WHAT YOU NEED TO DO - In this exercise, reproduce the whole listing exactly.

MATERIAL FOR THE TASK -
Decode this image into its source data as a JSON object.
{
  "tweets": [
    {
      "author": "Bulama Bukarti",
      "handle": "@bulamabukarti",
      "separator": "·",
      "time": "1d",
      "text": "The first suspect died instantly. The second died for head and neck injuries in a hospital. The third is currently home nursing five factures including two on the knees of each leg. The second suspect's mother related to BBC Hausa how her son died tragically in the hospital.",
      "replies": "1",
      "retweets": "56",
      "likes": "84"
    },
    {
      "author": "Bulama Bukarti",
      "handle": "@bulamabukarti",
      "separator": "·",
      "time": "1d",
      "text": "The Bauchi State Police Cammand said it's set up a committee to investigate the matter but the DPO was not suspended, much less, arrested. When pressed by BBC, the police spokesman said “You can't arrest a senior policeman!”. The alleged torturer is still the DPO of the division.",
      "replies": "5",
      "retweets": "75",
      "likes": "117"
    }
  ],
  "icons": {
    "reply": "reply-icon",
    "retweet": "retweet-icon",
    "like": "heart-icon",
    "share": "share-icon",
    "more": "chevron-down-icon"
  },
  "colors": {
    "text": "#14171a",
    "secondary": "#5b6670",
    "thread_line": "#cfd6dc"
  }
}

EXERCISE SOLUTION -
Decode this image into its source data as a JSON object.
{
  "tweets": [
    {
      "author": "Bulama Bukarti",
      "handle": "@bulamabukarti",
      "separator": "·",
      "time": "1d",
      "text": "The first suspect died instantly. The second died for head and neck injuries in a hospital. The third is currently home nursing five factures including two on the knees of each leg. The second suspect's mother related to BBC Hausa how her son died tragically in the hospital.",
      "replies": "1",
      "retweets": "56",
      "likes": "84"
    },
    {
      "author": "Bulama Bukarti",
      "handle": "@bulamabukarti",
      "separator": "·",
      "time": "1d",
      "text": "The Bauchi State Police Cammand said it's set up a committee to investigate the matter but the DPO was not suspended, much less, arrested. When pressed by BBC, the police spokesman said “You can't arrest a senior policeman!”. The alleged torturer is still the DPO of the division.",
      "replies": "5",
      "retweets": "75",
      "likes": "117"
    }
  ],
  "icons": {
    "reply": "reply-icon",
    "retweet": "retweet-icon",
    "like": "heart-icon",
    "share": "share-icon",
    "more": "chevron-down-icon"
  },
  "colors": {
    "text": "#14171a",
    "secondary": "#5b6670",
    "thread_line": "#cfd6dc"
  }
}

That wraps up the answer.